Show only those lines of the entries where the string "Amount" is found.
[DATA TO EXAMINE Boundary: Start]
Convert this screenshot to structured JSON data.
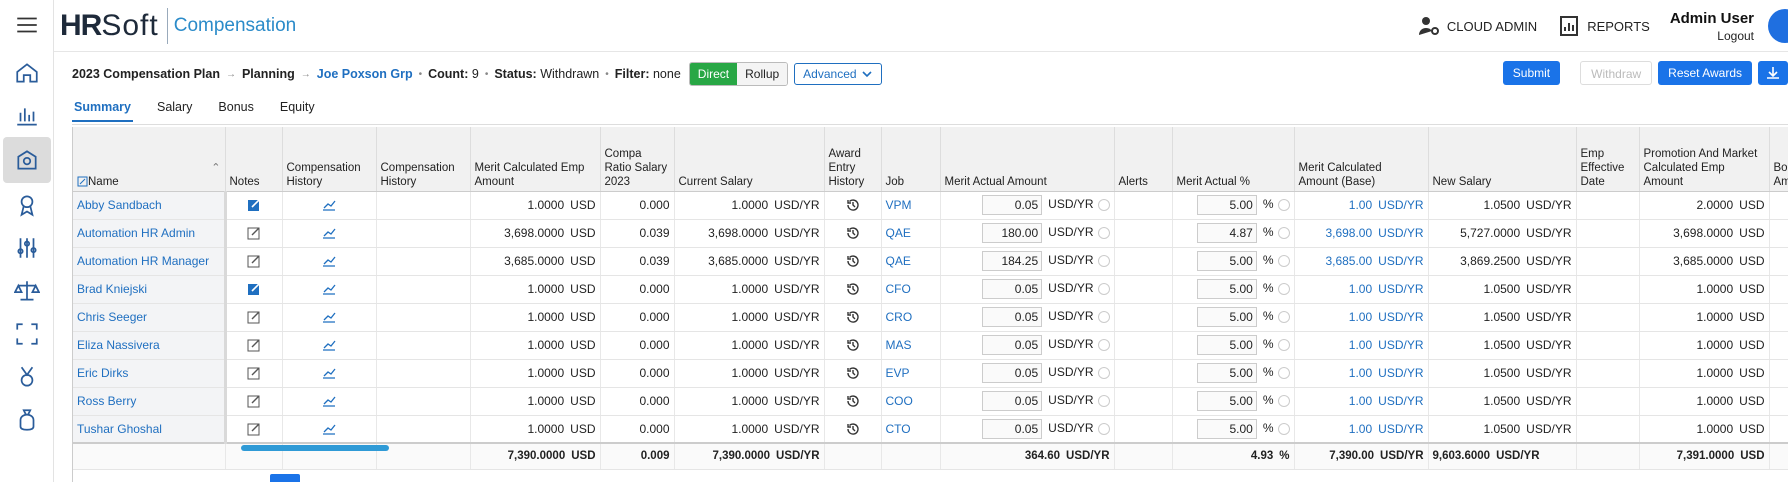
{
  "app": {
    "brand_hr": "HR",
    "brand_soft": "Soft",
    "product": "Compensation"
  },
  "top": {
    "cloud_admin": "CLOUD ADMIN",
    "reports": "REPORTS",
    "user_name": "Admin User",
    "logout": "Logout"
  },
  "breadcrumb": {
    "plan": "2023 Compensation Plan",
    "planning": "Planning",
    "group": "Joe Poxson Grp",
    "count_label": "Count:",
    "count": "9",
    "status_label": "Status:",
    "status": "Withdrawn",
    "filter_label": "Filter:",
    "filter": "none",
    "direct": "Direct",
    "rollup": "Rollup",
    "advanced": "Advanced"
  },
  "actions": {
    "submit": "Submit",
    "withdraw": "Withdraw",
    "reset": "Reset Awards"
  },
  "tabs": [
    "Summary",
    "Salary",
    "Bonus",
    "Equity"
  ],
  "columns": [
    "Name",
    "Notes",
    "Compensation History",
    "Compensation History",
    "Merit Calculated Emp Amount",
    "Compa Ratio Salary 2023",
    "Current Salary",
    "Award Entry History",
    "Job",
    "Merit Actual Amount",
    "Alerts",
    "Merit Actual %",
    "Merit Calculated Amount (Base)",
    "New Salary",
    "Emp Effective Date",
    "Promotion And Market Calculated Emp Amount",
    "Bonus Amou"
  ],
  "units": {
    "usd": "USD",
    "usd_yr": "USD/YR",
    "pct": "%"
  },
  "rows": [
    {
      "name": "Abby Sandbach",
      "note_active": true,
      "merit_calc": "1.0000",
      "compa": "0.000",
      "current": "1.0000",
      "job": "VPM",
      "merit_actual": "0.05",
      "merit_pct": "5.00",
      "merit_base": "1.00",
      "new_salary": "1.0500",
      "promo": "2.0000"
    },
    {
      "name": "Automation HR Admin",
      "note_active": false,
      "merit_calc": "3,698.0000",
      "compa": "0.039",
      "current": "3,698.0000",
      "job": "QAE",
      "merit_actual": "180.00",
      "merit_pct": "4.87",
      "merit_base": "3,698.00",
      "new_salary": "5,727.0000",
      "promo": "3,698.0000"
    },
    {
      "name": "Automation HR Manager",
      "note_active": false,
      "merit_calc": "3,685.0000",
      "compa": "0.039",
      "current": "3,685.0000",
      "job": "QAE",
      "merit_actual": "184.25",
      "merit_pct": "5.00",
      "merit_base": "3,685.00",
      "new_salary": "3,869.2500",
      "promo": "3,685.0000"
    },
    {
      "name": "Brad Kniejski",
      "note_active": true,
      "merit_calc": "1.0000",
      "compa": "0.000",
      "current": "1.0000",
      "job": "CFO",
      "merit_actual": "0.05",
      "merit_pct": "5.00",
      "merit_base": "1.00",
      "new_salary": "1.0500",
      "promo": "1.0000"
    },
    {
      "name": "Chris Seeger",
      "note_active": false,
      "merit_calc": "1.0000",
      "compa": "0.000",
      "current": "1.0000",
      "job": "CRO",
      "merit_actual": "0.05",
      "merit_pct": "5.00",
      "merit_base": "1.00",
      "new_salary": "1.0500",
      "promo": "1.0000"
    },
    {
      "name": "Eliza Nassivera",
      "note_active": false,
      "merit_calc": "1.0000",
      "compa": "0.000",
      "current": "1.0000",
      "job": "MAS",
      "merit_actual": "0.05",
      "merit_pct": "5.00",
      "merit_base": "1.00",
      "new_salary": "1.0500",
      "promo": "1.0000"
    },
    {
      "name": "Eric Dirks",
      "note_active": false,
      "merit_calc": "1.0000",
      "compa": "0.000",
      "current": "1.0000",
      "job": "EVP",
      "merit_actual": "0.05",
      "merit_pct": "5.00",
      "merit_base": "1.00",
      "new_salary": "1.0500",
      "promo": "1.0000"
    },
    {
      "name": "Ross Berry",
      "note_active": false,
      "merit_calc": "1.0000",
      "compa": "0.000",
      "current": "1.0000",
      "job": "COO",
      "merit_actual": "0.05",
      "merit_pct": "5.00",
      "merit_base": "1.00",
      "new_salary": "1.0500",
      "promo": "1.0000"
    },
    {
      "name": "Tushar Ghoshal",
      "note_active": false,
      "merit_calc": "1.0000",
      "compa": "0.000",
      "current": "1.0000",
      "job": "CTO",
      "merit_actual": "0.05",
      "merit_pct": "5.00",
      "merit_base": "1.00",
      "new_salary": "1.0500",
      "promo": "1.0000"
    }
  ],
  "totals": {
    "merit_calc": "7,390.0000",
    "compa": "0.009",
    "current": "7,390.0000",
    "merit_actual": "364.60",
    "merit_pct": "4.93",
    "merit_base": "7,390.00",
    "new_salary": "9,603.6000",
    "promo": "7,391.0000"
  },
  "rail_icons": [
    "home-icon",
    "chart-icon",
    "compensation-icon",
    "award-icon",
    "sliders-icon",
    "scales-icon",
    "expand-icon",
    "medal-icon",
    "money-bag-icon"
  ]
}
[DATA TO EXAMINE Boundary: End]
# SOLUTION TO THIS TASK
    "Merit Calculated Emp Amount",
    "Merit Actual Amount",
    "Merit Calculated Amount (Base)",
    "Promotion And Market Calculated Emp Amount",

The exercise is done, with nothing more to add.